Data supplied |

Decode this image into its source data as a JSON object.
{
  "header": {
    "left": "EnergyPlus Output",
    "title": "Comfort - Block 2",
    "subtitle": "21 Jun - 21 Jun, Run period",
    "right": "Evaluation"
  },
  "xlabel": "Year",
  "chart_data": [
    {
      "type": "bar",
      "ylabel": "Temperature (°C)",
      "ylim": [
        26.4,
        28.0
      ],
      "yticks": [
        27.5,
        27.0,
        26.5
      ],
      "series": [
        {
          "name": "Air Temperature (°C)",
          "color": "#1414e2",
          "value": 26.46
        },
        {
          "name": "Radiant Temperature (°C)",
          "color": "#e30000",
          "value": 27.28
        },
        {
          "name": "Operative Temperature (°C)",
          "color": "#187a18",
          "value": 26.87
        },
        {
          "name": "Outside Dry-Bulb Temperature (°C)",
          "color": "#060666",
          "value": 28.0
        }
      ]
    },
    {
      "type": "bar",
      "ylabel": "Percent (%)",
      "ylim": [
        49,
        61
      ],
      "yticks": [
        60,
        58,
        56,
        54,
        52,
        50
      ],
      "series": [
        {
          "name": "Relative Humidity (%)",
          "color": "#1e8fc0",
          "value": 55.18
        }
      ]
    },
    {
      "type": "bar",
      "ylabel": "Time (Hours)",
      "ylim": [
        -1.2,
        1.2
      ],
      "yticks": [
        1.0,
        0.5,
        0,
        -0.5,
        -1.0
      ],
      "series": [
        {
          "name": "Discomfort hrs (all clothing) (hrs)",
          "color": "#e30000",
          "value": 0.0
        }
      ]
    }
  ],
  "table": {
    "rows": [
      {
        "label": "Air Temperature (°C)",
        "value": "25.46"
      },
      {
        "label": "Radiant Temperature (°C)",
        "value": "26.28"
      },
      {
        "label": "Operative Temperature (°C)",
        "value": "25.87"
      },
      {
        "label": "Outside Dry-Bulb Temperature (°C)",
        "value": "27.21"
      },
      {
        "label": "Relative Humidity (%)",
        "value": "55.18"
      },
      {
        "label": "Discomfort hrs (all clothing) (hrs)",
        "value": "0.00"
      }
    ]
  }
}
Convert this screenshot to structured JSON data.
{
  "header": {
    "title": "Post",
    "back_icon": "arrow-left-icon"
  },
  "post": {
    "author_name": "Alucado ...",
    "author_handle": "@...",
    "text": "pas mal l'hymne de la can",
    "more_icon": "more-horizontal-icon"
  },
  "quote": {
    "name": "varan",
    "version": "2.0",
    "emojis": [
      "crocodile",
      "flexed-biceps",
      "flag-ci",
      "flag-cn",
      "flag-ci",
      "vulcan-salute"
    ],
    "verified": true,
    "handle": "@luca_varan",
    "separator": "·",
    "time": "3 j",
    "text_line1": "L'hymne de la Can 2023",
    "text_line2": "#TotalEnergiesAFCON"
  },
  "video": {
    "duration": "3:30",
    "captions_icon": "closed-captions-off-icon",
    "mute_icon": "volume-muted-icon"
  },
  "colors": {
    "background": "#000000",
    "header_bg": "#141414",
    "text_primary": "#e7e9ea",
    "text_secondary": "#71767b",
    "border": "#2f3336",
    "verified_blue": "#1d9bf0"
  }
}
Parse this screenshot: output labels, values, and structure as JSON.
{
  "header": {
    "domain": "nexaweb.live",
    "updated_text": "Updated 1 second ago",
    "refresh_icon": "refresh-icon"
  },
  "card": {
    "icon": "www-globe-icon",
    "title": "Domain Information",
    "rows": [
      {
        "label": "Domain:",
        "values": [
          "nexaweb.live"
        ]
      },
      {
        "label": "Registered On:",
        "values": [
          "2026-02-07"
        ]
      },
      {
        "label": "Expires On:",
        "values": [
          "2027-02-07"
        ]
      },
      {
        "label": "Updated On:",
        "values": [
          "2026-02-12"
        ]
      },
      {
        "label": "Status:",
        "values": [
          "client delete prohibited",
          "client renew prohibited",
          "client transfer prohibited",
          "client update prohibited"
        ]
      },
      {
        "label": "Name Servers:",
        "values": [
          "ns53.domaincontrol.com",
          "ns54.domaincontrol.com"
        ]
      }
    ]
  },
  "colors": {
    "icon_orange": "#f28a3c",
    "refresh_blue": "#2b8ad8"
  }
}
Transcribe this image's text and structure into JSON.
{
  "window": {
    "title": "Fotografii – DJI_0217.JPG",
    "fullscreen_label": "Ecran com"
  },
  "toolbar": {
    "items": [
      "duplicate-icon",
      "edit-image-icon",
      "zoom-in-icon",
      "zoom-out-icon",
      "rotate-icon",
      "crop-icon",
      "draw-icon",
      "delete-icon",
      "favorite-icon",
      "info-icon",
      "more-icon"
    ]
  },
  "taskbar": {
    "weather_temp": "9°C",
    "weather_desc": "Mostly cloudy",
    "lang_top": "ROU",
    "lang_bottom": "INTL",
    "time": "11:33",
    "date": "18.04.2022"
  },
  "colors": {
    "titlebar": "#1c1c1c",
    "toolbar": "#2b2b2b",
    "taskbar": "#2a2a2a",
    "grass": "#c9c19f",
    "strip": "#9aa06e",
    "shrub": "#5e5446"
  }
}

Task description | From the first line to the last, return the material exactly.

Result of this exercise |
Decode this image into its source data as a JSON object.
{
  "header": {
    "left": "EnergyPlus Output",
    "title": "Comfort - Block 2",
    "subtitle": "21 Jun - 21 Jun, Run period",
    "right": "Evaluation"
  },
  "xlabel": "Year",
  "chart_data": [
    {
      "type": "bar",
      "ylabel": "Temperature (°C)",
      "ylim": [
        26.4,
        28.0
      ],
      "yticks": [
        27.5,
        27.0,
        26.5
      ],
      "series": [
        {
          "name": "Air Temperature (°C)",
          "color": "#1414e2",
          "value": 26.46
        },
        {
          "name": "Radiant Temperature (°C)",
          "color": "#e30000",
          "value": 27.28
        },
        {
          "name": "Operative Temperature (°C)",
          "color": "#187a18",
          "value": 26.87
        },
        {
          "name": "Outside Dry-Bulb Temperature (°C)",
          "color": "#060666",
          "value": 28.0
        }
      ]
    },
    {
      "type": "bar",
      "ylabel": "Percent (%)",
      "ylim": [
        49,
        61
      ],
      "yticks": [
        60,
        58,
        56,
        54,
        52,
        50
      ],
      "series": [
        {
          "name": "Relative Humidity (%)",
          "color": "#1e8fc0",
          "value": 55.18
        }
      ]
    },
    {
      "type": "bar",
      "ylabel": "Time (Hours)",
      "ylim": [
        -1.2,
        1.2
      ],
      "yticks": [
        1.0,
        0.5,
        0,
        -0.5,
        -1.0
      ],
      "series": [
        {
          "name": "Discomfort hrs (all clothing) (hrs)",
          "color": "#e30000",
          "value": 0.0
        }
      ]
    }
  ],
  "table": {
    "rows": [
      {
        "label": "Air Temperature (°C)",
        "value": "25.46"
      },
      {
        "label": "Radiant Temperature (°C)",
        "value": "26.28"
      },
      {
        "label": "Operative Temperature (°C)",
        "value": "25.87"
      },
      {
        "label": "Outside Dry-Bulb Temperature (°C)",
        "value": "27.21"
      },
      {
        "label": "Relative Humidity (%)",
        "value": "55.18"
      },
      {
        "label": "Discomfort hrs (all clothing) (hrs)",
        "value": "0.00"
      }
    ]
  }
}
Convert this screenshot to structured JSON data.
{
  "header": {
    "title": "Post",
    "back_icon": "arrow-left-icon"
  },
  "post": {
    "author_name": "Alucado ...",
    "author_handle": "@...",
    "text": "pas mal l'hymne de la can",
    "more_icon": "more-horizontal-icon"
  },
  "quote": {
    "name": "varan",
    "version": "2.0",
    "emojis": [
      "crocodile",
      "flexed-biceps",
      "flag-ci",
      "flag-cn",
      "flag-ci",
      "vulcan-salute"
    ],
    "verified": true,
    "handle": "@luca_varan",
    "separator": "·",
    "time": "3 j",
    "text_line1": "L'hymne de la Can 2023",
    "text_line2": "#TotalEnergiesAFCON"
  },
  "video": {
    "duration": "3:30",
    "captions_icon": "closed-captions-off-icon",
    "mute_icon": "volume-muted-icon"
  },
  "colors": {
    "background": "#000000",
    "header_bg": "#141414",
    "text_primary": "#e7e9ea",
    "text_secondary": "#71767b",
    "border": "#2f3336",
    "verified_blue": "#1d9bf0"
  }
}
Parse this screenshot: output labels, values, and structure as JSON.
{
  "header": {
    "domain": "nexaweb.live",
    "updated_text": "Updated 1 second ago",
    "refresh_icon": "refresh-icon"
  },
  "card": {
    "icon": "www-globe-icon",
    "title": "Domain Information",
    "rows": [
      {
        "label": "Domain:",
        "values": [
          "nexaweb.live"
        ]
      },
      {
        "label": "Registered On:",
        "values": [
          "2026-02-07"
        ]
      },
      {
        "label": "Expires On:",
        "values": [
          "2027-02-07"
        ]
      },
      {
        "label": "Updated On:",
        "values": [
          "2026-02-12"
        ]
      },
      {
        "label": "Status:",
        "values": [
          "client delete prohibited",
          "client renew prohibited",
          "client transfer prohibited",
          "client update prohibited"
        ]
      },
      {
        "label": "Name Servers:",
        "values": [
          "ns53.domaincontrol.com",
          "ns54.domaincontrol.com"
        ]
      }
    ]
  },
  "colors": {
    "icon_orange": "#f28a3c",
    "refresh_blue": "#2b8ad8"
  }
}
Transcribe this image's text and structure into JSON.
{
  "window": {
    "title": "Fotografii – DJI_0217.JPG",
    "fullscreen_label": "Ecran com"
  },
  "toolbar": {
    "items": [
      "duplicate-icon",
      "edit-image-icon",
      "zoom-in-icon",
      "zoom-out-icon",
      "rotate-icon",
      "crop-icon",
      "draw-icon",
      "delete-icon",
      "favorite-icon",
      "info-icon",
      "more-icon"
    ]
  },
  "taskbar": {
    "weather_temp": "9°C",
    "weather_desc": "Mostly cloudy",
    "lang_top": "ROU",
    "lang_bottom": "INTL",
    "time": "11:33",
    "date": "18.04.2022"
  },
  "colors": {
    "titlebar": "#1c1c1c",
    "toolbar": "#2b2b2b",
    "taskbar": "#2a2a2a",
    "grass": "#c9c19f",
    "strip": "#9aa06e",
    "shrub": "#5e5446"
  }
}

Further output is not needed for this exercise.